I had to balance at the same time I popped out the screen, but I was determined not to be locked out of my new digs in the sketchy, gangbanger neighborhood with wet hair and bare feet after dark. I kept looking at the house beside ours, hoping they weren’t calling the cops. Finally, I pulled my body up into my window, scraping my chest along the way. Where there is a will there is a way.

A few houses down and across the street was what I soon referred to as the Gangbanger house. At all hours of the day and night there were guys sitting out on the porch. I realized this the first weekend I lived there when I walked past on my way to the market to buy some smokes.

They would shout things at me in Spanish that I didn’t understand.

They stayed on the porch, so I wasn’t too worried about it.

Then I figured it out – I lived in their hood. They were going to do something to me, even though I was a white girl with black hair living with a white girl with blonde hair and a white girl with red hair. We were cool cause we lived in the hood.
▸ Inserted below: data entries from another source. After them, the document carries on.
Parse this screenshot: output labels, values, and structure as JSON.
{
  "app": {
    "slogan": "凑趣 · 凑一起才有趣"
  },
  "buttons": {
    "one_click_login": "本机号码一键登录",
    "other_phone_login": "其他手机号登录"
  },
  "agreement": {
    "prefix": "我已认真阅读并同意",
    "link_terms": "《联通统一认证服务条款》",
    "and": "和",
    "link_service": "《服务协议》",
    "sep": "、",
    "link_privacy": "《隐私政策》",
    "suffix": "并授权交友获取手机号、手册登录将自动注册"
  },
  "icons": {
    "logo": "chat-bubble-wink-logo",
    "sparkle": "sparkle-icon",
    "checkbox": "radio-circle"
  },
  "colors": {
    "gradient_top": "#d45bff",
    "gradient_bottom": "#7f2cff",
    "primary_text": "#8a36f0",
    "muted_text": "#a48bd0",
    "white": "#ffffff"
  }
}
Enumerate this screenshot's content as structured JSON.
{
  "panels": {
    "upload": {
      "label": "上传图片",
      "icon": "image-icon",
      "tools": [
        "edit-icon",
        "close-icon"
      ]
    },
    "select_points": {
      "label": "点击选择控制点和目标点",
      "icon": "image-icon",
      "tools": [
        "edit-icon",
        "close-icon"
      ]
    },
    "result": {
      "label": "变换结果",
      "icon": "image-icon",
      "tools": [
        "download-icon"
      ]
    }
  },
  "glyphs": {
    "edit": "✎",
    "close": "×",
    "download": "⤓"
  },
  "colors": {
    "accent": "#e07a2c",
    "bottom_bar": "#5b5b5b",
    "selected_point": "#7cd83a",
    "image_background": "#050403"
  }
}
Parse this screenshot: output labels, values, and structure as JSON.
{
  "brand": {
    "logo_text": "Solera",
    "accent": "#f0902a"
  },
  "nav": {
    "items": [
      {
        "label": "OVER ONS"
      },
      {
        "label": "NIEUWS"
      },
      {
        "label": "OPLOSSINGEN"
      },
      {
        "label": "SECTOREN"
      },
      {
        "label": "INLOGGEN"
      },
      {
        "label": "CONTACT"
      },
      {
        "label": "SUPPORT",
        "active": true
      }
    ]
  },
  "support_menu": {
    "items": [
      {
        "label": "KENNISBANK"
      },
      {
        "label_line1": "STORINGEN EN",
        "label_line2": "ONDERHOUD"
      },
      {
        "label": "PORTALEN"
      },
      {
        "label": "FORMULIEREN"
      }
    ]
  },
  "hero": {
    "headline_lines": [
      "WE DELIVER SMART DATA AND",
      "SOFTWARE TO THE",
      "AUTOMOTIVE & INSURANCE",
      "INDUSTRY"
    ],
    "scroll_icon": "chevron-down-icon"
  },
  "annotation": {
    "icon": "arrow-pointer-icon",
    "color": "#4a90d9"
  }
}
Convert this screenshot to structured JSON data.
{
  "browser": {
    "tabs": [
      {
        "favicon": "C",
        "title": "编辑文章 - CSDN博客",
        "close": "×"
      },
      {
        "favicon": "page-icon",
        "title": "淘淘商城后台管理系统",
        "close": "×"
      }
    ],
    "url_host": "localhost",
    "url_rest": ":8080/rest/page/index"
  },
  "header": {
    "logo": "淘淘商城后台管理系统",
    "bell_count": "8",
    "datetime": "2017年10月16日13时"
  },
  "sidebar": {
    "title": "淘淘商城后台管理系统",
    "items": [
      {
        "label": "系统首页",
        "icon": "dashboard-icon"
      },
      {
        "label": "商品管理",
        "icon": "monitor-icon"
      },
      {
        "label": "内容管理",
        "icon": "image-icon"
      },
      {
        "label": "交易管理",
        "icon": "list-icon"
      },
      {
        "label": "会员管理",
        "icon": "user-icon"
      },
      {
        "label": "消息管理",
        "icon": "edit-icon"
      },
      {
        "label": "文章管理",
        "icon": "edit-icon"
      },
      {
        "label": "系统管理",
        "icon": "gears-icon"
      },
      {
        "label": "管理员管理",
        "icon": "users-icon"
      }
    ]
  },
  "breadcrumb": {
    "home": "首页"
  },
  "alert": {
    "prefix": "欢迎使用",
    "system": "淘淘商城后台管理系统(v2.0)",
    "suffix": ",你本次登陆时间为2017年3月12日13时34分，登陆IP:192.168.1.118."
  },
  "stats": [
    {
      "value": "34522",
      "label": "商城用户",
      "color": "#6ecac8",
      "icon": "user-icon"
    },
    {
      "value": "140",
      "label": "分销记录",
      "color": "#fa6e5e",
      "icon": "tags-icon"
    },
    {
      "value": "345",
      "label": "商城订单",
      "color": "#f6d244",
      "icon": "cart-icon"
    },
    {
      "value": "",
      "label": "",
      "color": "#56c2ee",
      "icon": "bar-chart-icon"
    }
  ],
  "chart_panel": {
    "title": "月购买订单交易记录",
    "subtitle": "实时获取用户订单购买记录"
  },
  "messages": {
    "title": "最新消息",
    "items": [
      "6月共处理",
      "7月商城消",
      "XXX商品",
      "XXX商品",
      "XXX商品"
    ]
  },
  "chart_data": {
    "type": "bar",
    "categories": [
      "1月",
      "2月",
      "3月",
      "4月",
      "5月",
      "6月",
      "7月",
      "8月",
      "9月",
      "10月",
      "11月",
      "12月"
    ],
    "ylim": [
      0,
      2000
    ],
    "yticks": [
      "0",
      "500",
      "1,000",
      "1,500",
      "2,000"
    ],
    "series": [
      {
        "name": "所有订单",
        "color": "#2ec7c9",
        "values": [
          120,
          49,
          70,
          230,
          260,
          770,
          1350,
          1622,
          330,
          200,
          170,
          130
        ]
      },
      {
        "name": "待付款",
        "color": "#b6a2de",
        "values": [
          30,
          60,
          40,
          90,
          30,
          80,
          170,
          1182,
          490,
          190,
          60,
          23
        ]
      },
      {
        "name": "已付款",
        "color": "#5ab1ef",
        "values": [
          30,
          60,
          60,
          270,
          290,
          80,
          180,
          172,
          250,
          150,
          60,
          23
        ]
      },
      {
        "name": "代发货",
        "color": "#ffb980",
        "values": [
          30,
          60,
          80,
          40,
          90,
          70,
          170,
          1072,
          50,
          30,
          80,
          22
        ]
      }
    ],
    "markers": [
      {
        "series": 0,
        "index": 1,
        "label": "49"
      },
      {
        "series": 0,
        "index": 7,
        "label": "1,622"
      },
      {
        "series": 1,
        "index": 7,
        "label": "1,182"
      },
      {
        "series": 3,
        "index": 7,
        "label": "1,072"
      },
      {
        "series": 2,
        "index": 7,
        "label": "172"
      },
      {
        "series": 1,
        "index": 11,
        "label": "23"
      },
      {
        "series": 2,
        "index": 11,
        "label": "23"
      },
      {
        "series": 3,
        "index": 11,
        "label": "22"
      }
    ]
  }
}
Not so for Bibbe’s nephew Skoli who was Mexican-American. One day, he cruised over on his scooter to visit us in his dapper pressed shirt and shorts and vans. With his short hair and earring, he couldn’t’ possibly be considered threatening, but a group of Mara Salvatore gangmembers immediately surrounded him.

“Who you with?”

Finally, probably because they realized he was about the farthest thing from a gangmember you could imagine, they walked away.

Meanwhile, one night I came home and couldn’t find a parking spot close to our house so I did what we always did, headed to a coffee shop for a few hours. I went to the Pick Me Up and hung out with Nick Curtis, the son of Tony Curtis.* After an hour, I was tired so I tried to head home. I circled the block. There were no close spots I could fit in.

Just when I was about to head back to The Pick Me Up, a car pulled out right in front of my house, leaving room for two cars to fit. I immediately pulled in and was about to open the door to get out when a van pulled into the spot right behind me. Shit.

I froze, not sure what to do. The engine was off, but I didn’t take the keys out of the ignition. Men jumped out of each door of the van. I remembered what my roommates had told me about not making eye contact, so I stared straight out the front windshield as they headed my way. They “split” the car, a common habit of gangmembers so they don’t both get shot if someone has a gun. One guy walked past my passenger door. The other, on my side, slowed down and very slowly ran his finger across my window right at my eye level as he passed. I didn’t flinch or look his way, but he got his point across. As soon as they passed, I turned the key in my ignition and headed back to the coffee shop.

… to be continued …

*Sadly, he died not long after.